Hi guys, Am I a dweeb for wanting to stick with basic tangles? I love the simple, basic designs. The advanced stuff is nice, but I like where I'm at. I feel kinda bad with all the fancy designs on the net and my basic designs aren't anything to write home about, but I like them. It's impossible to make it into the Who's Who of Zentangle unless my Tangles are over the top. This is discouraging at times.
Thank you for writing. This brings up such an important point.
The charm of Zentangle's method is that you can relax into the pleasure of creating "one stroke at a time" without concern for the outcome. We often speak of Zentangle as a practice. We never speak of it as a competition.
A useful analogy is reading. Would you enjoy a book better if you could read it faster? Perhaps you could read more books, but at what cost? When you can afford to read at a comfortable pace you can savor a turn of phrase, look up a new word, or gaze into an unfocused distance as you imagine a setting and see yourself in it.
It's also relaxing to read an author with whose style and characters you already know and enjoy. It's not necessary to always read a new author on a new subject every time you pick up a book.
Same with Zentangle. Or a walk in the woods. Or cooking.
Where is it written that we must constantly strive for more complex and focused tangles? There is something to be said for tried and true, simple and familiar . . . like "mac & cheese" vs. the latest recipe on a food blog. My "mac & cheese" tangle is mooka; Rick's is flux. It's the one I start tangling when I need to draw and not think. Maybe I throw in a bit of poke-leaf sometimes.
Every time I draw mooka something morphs. It looks nothing like the original plans I might have had when I began . . . it grabs other tangles and ingests their aspects all on its own.
But for me, comfort it is.
Rick continues . . .
We both sat down yesterday afternoon (Sunday) to create two basic tiles:
Maria did mooka; I did flux. It looks like Maria surfed mooka whereas I walked my well-worn flux pathway and added some familiar hollibaugh. We did these independently. After we finished and I saw them together, I remarked to Maria about how many similarities these quite different tiles shared.
I did my tile with traditional corner dots, border, and a "Z" shaped string. My flux and hollibaugh almost always look the same from tile to tile. For me, this is part of their charm and why that email struck such a chord. Often my favorite part is shading what I've just tangled but with this tile I most enjoyed coloring in the black behind hollibaugh.
Thanks again to the writer of that email for the inspiration to create these tiles and have this conversation.

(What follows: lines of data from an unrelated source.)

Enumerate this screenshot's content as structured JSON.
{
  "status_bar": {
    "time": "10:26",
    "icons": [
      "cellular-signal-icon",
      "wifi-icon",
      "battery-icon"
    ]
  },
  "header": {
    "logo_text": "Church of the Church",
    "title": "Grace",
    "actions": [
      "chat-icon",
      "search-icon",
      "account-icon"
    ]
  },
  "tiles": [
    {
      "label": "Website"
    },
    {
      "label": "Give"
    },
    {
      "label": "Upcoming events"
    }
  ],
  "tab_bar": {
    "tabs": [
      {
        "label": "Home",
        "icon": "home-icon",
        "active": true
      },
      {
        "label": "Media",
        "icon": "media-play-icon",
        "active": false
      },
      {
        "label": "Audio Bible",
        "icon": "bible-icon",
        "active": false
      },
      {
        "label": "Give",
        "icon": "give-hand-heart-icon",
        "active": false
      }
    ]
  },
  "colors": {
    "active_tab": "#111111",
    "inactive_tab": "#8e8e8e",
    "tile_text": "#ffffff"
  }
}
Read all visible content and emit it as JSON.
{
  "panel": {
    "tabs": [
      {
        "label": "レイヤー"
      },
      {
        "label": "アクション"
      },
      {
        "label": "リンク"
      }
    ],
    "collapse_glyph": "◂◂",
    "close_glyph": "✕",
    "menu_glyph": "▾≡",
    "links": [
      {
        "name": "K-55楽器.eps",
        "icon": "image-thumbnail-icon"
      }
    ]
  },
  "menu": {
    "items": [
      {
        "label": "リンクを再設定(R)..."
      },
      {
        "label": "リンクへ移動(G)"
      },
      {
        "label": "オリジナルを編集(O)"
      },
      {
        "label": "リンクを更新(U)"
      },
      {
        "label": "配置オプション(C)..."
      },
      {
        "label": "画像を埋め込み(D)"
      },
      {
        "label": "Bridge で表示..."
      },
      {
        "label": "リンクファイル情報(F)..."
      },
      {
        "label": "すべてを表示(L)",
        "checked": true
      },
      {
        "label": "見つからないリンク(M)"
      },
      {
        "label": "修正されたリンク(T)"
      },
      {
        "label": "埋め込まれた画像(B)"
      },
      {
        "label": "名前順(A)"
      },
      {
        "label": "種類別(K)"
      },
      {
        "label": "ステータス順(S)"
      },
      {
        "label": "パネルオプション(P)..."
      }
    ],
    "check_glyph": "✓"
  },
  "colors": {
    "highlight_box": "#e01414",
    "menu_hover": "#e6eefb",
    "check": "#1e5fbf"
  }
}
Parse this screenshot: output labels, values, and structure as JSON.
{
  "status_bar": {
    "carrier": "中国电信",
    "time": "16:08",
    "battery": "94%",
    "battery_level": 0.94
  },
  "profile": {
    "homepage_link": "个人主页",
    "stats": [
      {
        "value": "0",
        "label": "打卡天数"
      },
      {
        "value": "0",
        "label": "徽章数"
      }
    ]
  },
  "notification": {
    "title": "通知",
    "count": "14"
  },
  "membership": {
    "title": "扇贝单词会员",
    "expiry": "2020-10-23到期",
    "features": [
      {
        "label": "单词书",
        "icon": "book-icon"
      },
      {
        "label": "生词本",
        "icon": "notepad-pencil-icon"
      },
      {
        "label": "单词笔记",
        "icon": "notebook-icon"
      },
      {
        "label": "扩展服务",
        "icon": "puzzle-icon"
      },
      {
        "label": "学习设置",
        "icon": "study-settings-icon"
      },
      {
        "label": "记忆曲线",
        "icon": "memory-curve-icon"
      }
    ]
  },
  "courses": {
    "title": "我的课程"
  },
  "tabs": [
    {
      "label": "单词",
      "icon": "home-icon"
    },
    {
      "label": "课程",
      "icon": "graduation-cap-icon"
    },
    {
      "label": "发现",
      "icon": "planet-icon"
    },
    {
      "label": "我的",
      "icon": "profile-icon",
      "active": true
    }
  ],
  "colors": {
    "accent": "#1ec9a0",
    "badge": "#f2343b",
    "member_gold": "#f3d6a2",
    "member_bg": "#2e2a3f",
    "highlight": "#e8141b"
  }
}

Maria continues . . .
I say, draw whatever tangle makes you happy at that moment. That is the essence of Zentangle, enjoying putting pen to paper one stroke at a time. It feels so good to enjoy that moment without fretting about an outcome or someone else's opinion.So, what are your "Mac & Cheese" tangles? (And, why?)
So, if you want to learn a new tangle (or explore a new path or try a new food), that's fine. But most times what you want is a comfort tangle; and then, comfort tangles it is!
Click images for more basic comfort.